allan dean 175The first online-only newspaper.  Since 1999

Today, we offer a short history of the Atlantic Highlands Herald as we celebrate 17 years of service to Monmouth County readers. 

On July 17, 1999, The Atlantic Highlands Herald became the first online-only newspaper in the country.  At the time, print publications had websites that shared some of their printed items, but these were adjuncts to their printed offerings, and not very complete. has only every offered the news items, columnists, and letters in electronic format online and delivered via email to a subscriber list that has grown to thousands and thousands of Monmouth County readers.  Our motto: “We like trees. We hate ink.”

So why did a physics geek, who absolutely hates to write, start an online newspaper? 

Because I could.

I have played with computers since my college days in the 1980’s. With the growing public use of the internet in the 90’s, I started writing HTML code to create web pages from scratch.   I created a dozen community websites around the Bayshore with details about each municipality: town contacts, schools, houses of worship and a satellite photo of the town.   It was a learning experience and a lot of fun.   Several hundred people contacted me during the process of growing these community sites and I developed my first mailing list.

In 1999, I was a member the Atlantic Highlands Planning Board and it troubled me that so few residents were aware of development plans in town. The board had before it an application for a Burger King drive-thru restaurant. Local media - what little existed at the time - did not cover planning board meetings or town council meetings in Atlantic Highlands. I saw a need and tried to meet it.

On July 17th, I sent my first email blast under the banner, Atlantic Highlands Herald. The email contained a welcome message and four news items:

  • Atlantic Highlands Planning Board hears Burger King proposal.
  • Lenape Woods Coalition planning Benefit Baseball game.
  • Dwayne Harris is Democratic Assembly Candidate (11th -Dist)
  • Summer Concert Series at the Atlantic Highlands Marina

The Herald continued to develop that first year with the addition of Columnists: Rev. Dr. George Hancock-Stephan, Joe Reynolds, Jay Cosgrove, Carol Barbieri, Jack Archibald, Danny Murphy, Jr. Woody Zimmerman, George Patterson, Carol Caruso and others. There have been dozens of writers over the years that have contributed to our awareness and extended our knowledge of the place we call home.   Some of these writers have been with us from the start and continue to write columns today. I thank them all.

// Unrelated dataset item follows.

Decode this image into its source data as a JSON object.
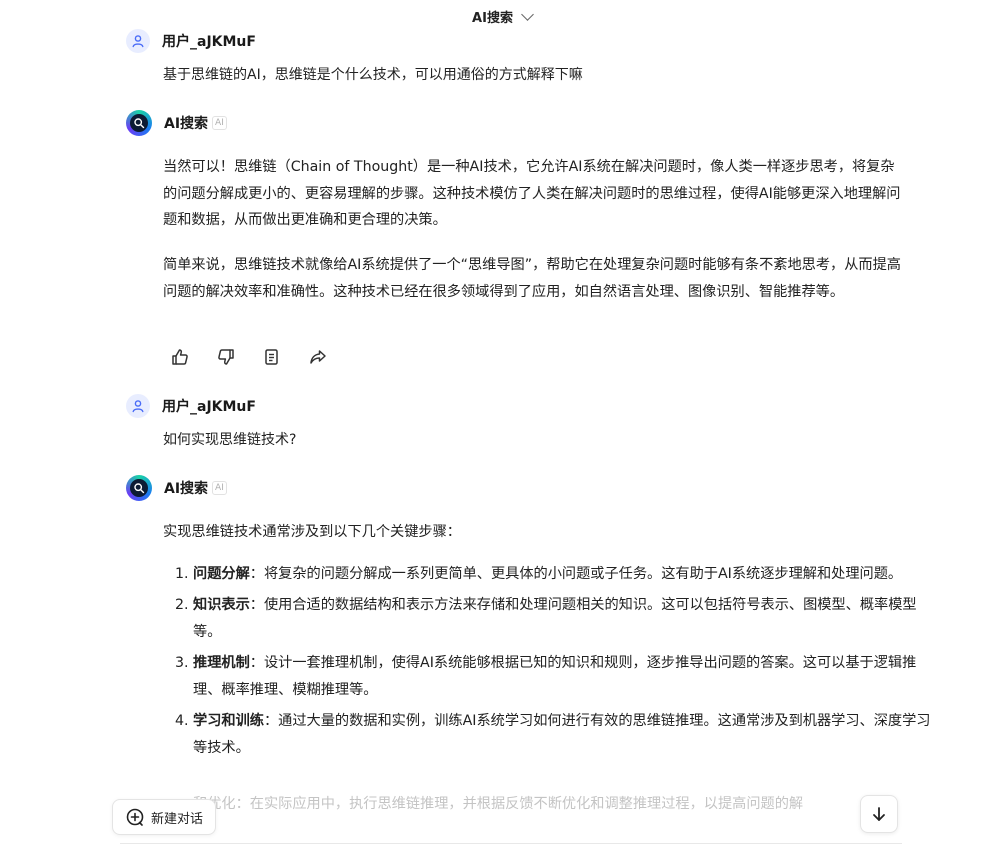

On January 1, 2000 the Borough of Atlantic Highlands voted to name the Atlantic Highlands Herald as one of the official newspapers of the town, making it the “first official electronic newspaper in New Jersey.” Other towns and organizations also named the Herald their “official newspaper”; among them, the Borough of Keansburg and the Atlantic Highlands Harbor Commission.

During our 10th Anniversary, the Herald was honored with a Joint Resolution of the New Jersey Assembly and Senate, recognizing our contribution as New Jersey’s First Official Electronic Newspaper.

Over the years, there were many, many stories shared with the community; from the candlelight vigils after 9/11 to the heroic efforts of your neighbors during and after Superstorm Sandy. We shared good news too; about student accomplishments and awards, firefighter graduations,  festival announcements, class reunions, arts openings and community opportunities for every age.

Today, we all have ready access to news and information on our desktops, phones and tablets. The Herald has kept up with upgrades to our delivery systems; with sophisticated email delivery and content management and responsive templates that make online viewing easy no matter what platform you use.

The only financial support we have received is from the wonderful advertisers who have trusted us with their message over the years.

One of the vital missions of the Herald has been the support of new businesses and non-profit organizations in the Bayshore region. It is what motivates everything I have done with the Herald.

If you have read this far, I will assume you care about the Herald and I share the following with you in the hope that you can help the Herald survive into the future.

Facebook and Twitter have gained the attention these days of many local advertisers who believe they are getting value for their advertising dollar on these sites. As a result it has become exceedingly difficult to sell advertising space in the Herald. Even when we are offering 40,000 unique local viewers, looking at close to half a million pages per month at prices far less expensive than social media. These numbers reflect local and US traffic only. Unlike some, we filtered out the robots, search engines and non-U.S. visitors.

If you know of a small business owner, or you are a small business owner, we hope you’ll consider the value advertising in the AHH brings to your business. With your support we can continue to support our community. For advertising information see:

Finally, I am seeking the help of anyone with marketing experience to provide direction and materials to promote the Herald going forward. Please contact me at:  allan (at)   Thank you.